• TASK STATEMENT
Make an exact copy of the entries that come next.
=== Begin Enclosure ===
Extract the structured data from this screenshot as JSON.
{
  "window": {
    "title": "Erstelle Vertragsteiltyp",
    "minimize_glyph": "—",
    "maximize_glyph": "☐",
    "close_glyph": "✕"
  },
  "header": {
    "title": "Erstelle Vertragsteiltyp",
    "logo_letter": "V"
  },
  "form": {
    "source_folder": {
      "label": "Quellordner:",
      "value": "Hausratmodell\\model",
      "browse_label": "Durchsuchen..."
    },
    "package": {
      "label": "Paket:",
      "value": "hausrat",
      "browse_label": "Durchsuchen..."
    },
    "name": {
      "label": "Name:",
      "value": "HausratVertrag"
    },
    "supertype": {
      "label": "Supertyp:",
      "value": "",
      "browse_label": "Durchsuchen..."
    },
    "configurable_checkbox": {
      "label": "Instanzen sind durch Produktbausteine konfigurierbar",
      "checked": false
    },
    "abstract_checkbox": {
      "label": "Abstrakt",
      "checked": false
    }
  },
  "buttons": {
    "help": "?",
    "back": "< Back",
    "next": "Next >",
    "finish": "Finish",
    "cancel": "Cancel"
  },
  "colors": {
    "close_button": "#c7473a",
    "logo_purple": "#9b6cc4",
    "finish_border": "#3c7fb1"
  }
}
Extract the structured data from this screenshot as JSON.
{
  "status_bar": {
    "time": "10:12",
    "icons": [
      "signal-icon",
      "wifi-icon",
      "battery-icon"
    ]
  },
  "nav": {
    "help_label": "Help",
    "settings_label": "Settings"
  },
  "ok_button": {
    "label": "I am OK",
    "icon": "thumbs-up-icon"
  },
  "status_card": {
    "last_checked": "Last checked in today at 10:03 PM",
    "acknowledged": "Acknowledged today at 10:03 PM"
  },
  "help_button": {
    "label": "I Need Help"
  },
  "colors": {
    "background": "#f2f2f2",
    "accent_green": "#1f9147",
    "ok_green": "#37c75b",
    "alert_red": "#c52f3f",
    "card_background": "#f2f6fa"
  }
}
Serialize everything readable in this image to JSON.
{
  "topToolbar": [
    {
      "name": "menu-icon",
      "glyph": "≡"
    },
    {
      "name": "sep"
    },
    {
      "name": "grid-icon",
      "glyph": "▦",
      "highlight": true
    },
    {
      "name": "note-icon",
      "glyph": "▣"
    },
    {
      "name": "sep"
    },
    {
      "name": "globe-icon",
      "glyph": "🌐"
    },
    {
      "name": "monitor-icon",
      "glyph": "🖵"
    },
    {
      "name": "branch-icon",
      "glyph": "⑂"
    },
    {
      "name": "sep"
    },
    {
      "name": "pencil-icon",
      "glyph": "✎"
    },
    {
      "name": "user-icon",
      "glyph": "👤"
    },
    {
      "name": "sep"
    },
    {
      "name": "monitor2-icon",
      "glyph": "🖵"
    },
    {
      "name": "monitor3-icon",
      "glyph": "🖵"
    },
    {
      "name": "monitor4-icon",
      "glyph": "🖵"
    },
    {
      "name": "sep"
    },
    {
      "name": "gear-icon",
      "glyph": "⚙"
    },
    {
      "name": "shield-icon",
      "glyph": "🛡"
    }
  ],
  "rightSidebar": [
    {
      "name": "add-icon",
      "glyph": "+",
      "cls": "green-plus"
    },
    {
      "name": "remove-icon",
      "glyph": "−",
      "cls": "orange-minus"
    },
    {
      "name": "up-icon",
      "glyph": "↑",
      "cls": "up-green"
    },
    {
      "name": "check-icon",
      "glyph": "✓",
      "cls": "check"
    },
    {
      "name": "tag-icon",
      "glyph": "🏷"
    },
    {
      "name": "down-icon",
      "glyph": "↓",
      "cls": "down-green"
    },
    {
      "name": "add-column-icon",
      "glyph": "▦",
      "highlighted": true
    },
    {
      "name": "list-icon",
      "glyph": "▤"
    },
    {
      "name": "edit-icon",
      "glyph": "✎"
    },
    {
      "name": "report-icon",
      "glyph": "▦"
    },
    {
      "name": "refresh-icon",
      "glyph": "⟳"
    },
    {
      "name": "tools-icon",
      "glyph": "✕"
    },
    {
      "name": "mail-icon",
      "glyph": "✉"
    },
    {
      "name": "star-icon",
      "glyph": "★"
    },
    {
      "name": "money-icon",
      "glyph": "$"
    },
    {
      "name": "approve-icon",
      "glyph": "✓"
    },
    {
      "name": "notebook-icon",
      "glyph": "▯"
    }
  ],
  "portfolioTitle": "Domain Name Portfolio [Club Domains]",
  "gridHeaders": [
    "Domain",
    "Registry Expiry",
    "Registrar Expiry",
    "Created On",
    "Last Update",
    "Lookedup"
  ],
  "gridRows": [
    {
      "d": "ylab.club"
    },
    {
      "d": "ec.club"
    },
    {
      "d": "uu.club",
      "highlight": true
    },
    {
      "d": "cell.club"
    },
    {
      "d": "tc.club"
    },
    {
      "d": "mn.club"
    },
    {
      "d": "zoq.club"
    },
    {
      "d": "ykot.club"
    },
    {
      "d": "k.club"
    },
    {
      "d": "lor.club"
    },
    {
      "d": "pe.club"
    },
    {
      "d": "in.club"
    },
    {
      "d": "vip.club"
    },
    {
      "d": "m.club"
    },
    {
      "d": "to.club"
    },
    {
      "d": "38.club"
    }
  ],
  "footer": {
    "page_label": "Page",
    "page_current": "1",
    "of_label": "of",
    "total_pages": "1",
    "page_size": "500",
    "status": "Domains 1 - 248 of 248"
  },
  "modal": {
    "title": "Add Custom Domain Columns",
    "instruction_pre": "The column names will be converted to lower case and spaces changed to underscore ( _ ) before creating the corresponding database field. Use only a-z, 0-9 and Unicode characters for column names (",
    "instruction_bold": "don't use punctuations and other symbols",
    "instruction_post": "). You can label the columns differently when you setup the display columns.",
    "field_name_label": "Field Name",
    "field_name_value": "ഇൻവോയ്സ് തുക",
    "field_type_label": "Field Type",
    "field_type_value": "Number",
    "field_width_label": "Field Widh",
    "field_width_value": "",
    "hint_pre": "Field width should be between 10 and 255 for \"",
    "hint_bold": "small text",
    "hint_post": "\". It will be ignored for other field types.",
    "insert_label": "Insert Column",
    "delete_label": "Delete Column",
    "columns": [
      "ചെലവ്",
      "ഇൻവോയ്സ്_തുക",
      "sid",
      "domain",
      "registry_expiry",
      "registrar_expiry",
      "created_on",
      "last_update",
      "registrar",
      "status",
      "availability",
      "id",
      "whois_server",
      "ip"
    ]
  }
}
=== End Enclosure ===
• EXPECTED ANSWER
Extract the structured data from this screenshot as JSON.
{
  "window": {
    "title": "Erstelle Vertragsteiltyp",
    "minimize_glyph": "—",
    "maximize_glyph": "☐",
    "close_glyph": "✕"
  },
  "header": {
    "title": "Erstelle Vertragsteiltyp",
    "logo_letter": "V"
  },
  "form": {
    "source_folder": {
      "label": "Quellordner:",
      "value": "Hausratmodell\\model",
      "browse_label": "Durchsuchen..."
    },
    "package": {
      "label": "Paket:",
      "value": "hausrat",
      "browse_label": "Durchsuchen..."
    },
    "name": {
      "label": "Name:",
      "value": "HausratVertrag"
    },
    "supertype": {
      "label": "Supertyp:",
      "value": "",
      "browse_label": "Durchsuchen..."
    },
    "configurable_checkbox": {
      "label": "Instanzen sind durch Produktbausteine konfigurierbar",
      "checked": false
    },
    "abstract_checkbox": {
      "label": "Abstrakt",
      "checked": false
    }
  },
  "buttons": {
    "help": "?",
    "back": "< Back",
    "next": "Next >",
    "finish": "Finish",
    "cancel": "Cancel"
  },
  "colors": {
    "close_button": "#c7473a",
    "logo_purple": "#9b6cc4",
    "finish_border": "#3c7fb1"
  }
}
Extract the structured data from this screenshot as JSON.
{
  "status_bar": {
    "time": "10:12",
    "icons": [
      "signal-icon",
      "wifi-icon",
      "battery-icon"
    ]
  },
  "nav": {
    "help_label": "Help",
    "settings_label": "Settings"
  },
  "ok_button": {
    "label": "I am OK",
    "icon": "thumbs-up-icon"
  },
  "status_card": {
    "last_checked": "Last checked in today at 10:03 PM",
    "acknowledged": "Acknowledged today at 10:03 PM"
  },
  "help_button": {
    "label": "I Need Help"
  },
  "colors": {
    "background": "#f2f2f2",
    "accent_green": "#1f9147",
    "ok_green": "#37c75b",
    "alert_red": "#c52f3f",
    "card_background": "#f2f6fa"
  }
}
Serialize everything readable in this image to JSON.
{
  "topToolbar": [
    {
      "name": "menu-icon",
      "glyph": "≡"
    },
    {
      "name": "sep"
    },
    {
      "name": "grid-icon",
      "glyph": "▦",
      "highlight": true
    },
    {
      "name": "note-icon",
      "glyph": "▣"
    },
    {
      "name": "sep"
    },
    {
      "name": "globe-icon",
      "glyph": "🌐"
    },
    {
      "name": "monitor-icon",
      "glyph": "🖵"
    },
    {
      "name": "branch-icon",
      "glyph": "⑂"
    },
    {
      "name": "sep"
    },
    {
      "name": "pencil-icon",
      "glyph": "✎"
    },
    {
      "name": "user-icon",
      "glyph": "👤"
    },
    {
      "name": "sep"
    },
    {
      "name": "monitor2-icon",
      "glyph": "🖵"
    },
    {
      "name": "monitor3-icon",
      "glyph": "🖵"
    },
    {
      "name": "monitor4-icon",
      "glyph": "🖵"
    },
    {
      "name": "sep"
    },
    {
      "name": "gear-icon",
      "glyph": "⚙"
    },
    {
      "name": "shield-icon",
      "glyph": "🛡"
    }
  ],
  "rightSidebar": [
    {
      "name": "add-icon",
      "glyph": "+",
      "cls": "green-plus"
    },
    {
      "name": "remove-icon",
      "glyph": "−",
      "cls": "orange-minus"
    },
    {
      "name": "up-icon",
      "glyph": "↑",
      "cls": "up-green"
    },
    {
      "name": "check-icon",
      "glyph": "✓",
      "cls": "check"
    },
    {
      "name": "tag-icon",
      "glyph": "🏷"
    },
    {
      "name": "down-icon",
      "glyph": "↓",
      "cls": "down-green"
    },
    {
      "name": "add-column-icon",
      "glyph": "▦",
      "highlighted": true
    },
    {
      "name": "list-icon",
      "glyph": "▤"
    },
    {
      "name": "edit-icon",
      "glyph": "✎"
    },
    {
      "name": "report-icon",
      "glyph": "▦"
    },
    {
      "name": "refresh-icon",
      "glyph": "⟳"
    },
    {
      "name": "tools-icon",
      "glyph": "✕"
    },
    {
      "name": "mail-icon",
      "glyph": "✉"
    },
    {
      "name": "star-icon",
      "glyph": "★"
    },
    {
      "name": "money-icon",
      "glyph": "$"
    },
    {
      "name": "approve-icon",
      "glyph": "✓"
    },
    {
      "name": "notebook-icon",
      "glyph": "▯"
    }
  ],
  "portfolioTitle": "Domain Name Portfolio [Club Domains]",
  "gridHeaders": [
    "Domain",
    "Registry Expiry",
    "Registrar Expiry",
    "Created On",
    "Last Update",
    "Lookedup"
  ],
  "gridRows": [
    {
      "d": "ylab.club"
    },
    {
      "d": "ec.club"
    },
    {
      "d": "uu.club",
      "highlight": true
    },
    {
      "d": "cell.club"
    },
    {
      "d": "tc.club"
    },
    {
      "d": "mn.club"
    },
    {
      "d": "zoq.club"
    },
    {
      "d": "ykot.club"
    },
    {
      "d": "k.club"
    },
    {
      "d": "lor.club"
    },
    {
      "d": "pe.club"
    },
    {
      "d": "in.club"
    },
    {
      "d": "vip.club"
    },
    {
      "d": "m.club"
    },
    {
      "d": "to.club"
    },
    {
      "d": "38.club"
    }
  ],
  "footer": {
    "page_label": "Page",
    "page_current": "1",
    "of_label": "of",
    "total_pages": "1",
    "page_size": "500",
    "status": "Domains 1 - 248 of 248"
  },
  "modal": {
    "title": "Add Custom Domain Columns",
    "instruction_pre": "The column names will be converted to lower case and spaces changed to underscore ( _ ) before creating the corresponding database field. Use only a-z, 0-9 and Unicode characters for column names (",
    "instruction_bold": "don't use punctuations and other symbols",
    "instruction_post": "). You can label the columns differently when you setup the display columns.",
    "field_name_label": "Field Name",
    "field_name_value": "ഇൻവോയ്സ് തുക",
    "field_type_label": "Field Type",
    "field_type_value": "Number",
    "field_width_label": "Field Widh",
    "field_width_value": "",
    "hint_pre": "Field width should be between 10 and 255 for \"",
    "hint_bold": "small text",
    "hint_post": "\". It will be ignored for other field types.",
    "insert_label": "Insert Column",
    "delete_label": "Delete Column",
    "columns": [
      "ചെലവ്",
      "ഇൻവോയ്സ്_തുക",
      "sid",
      "domain",
      "registry_expiry",
      "registrar_expiry",
      "created_on",
      "last_update",
      "registrar",
      "status",
      "availability",
      "id",
      "whois_server",
      "ip"
    ]
  }
}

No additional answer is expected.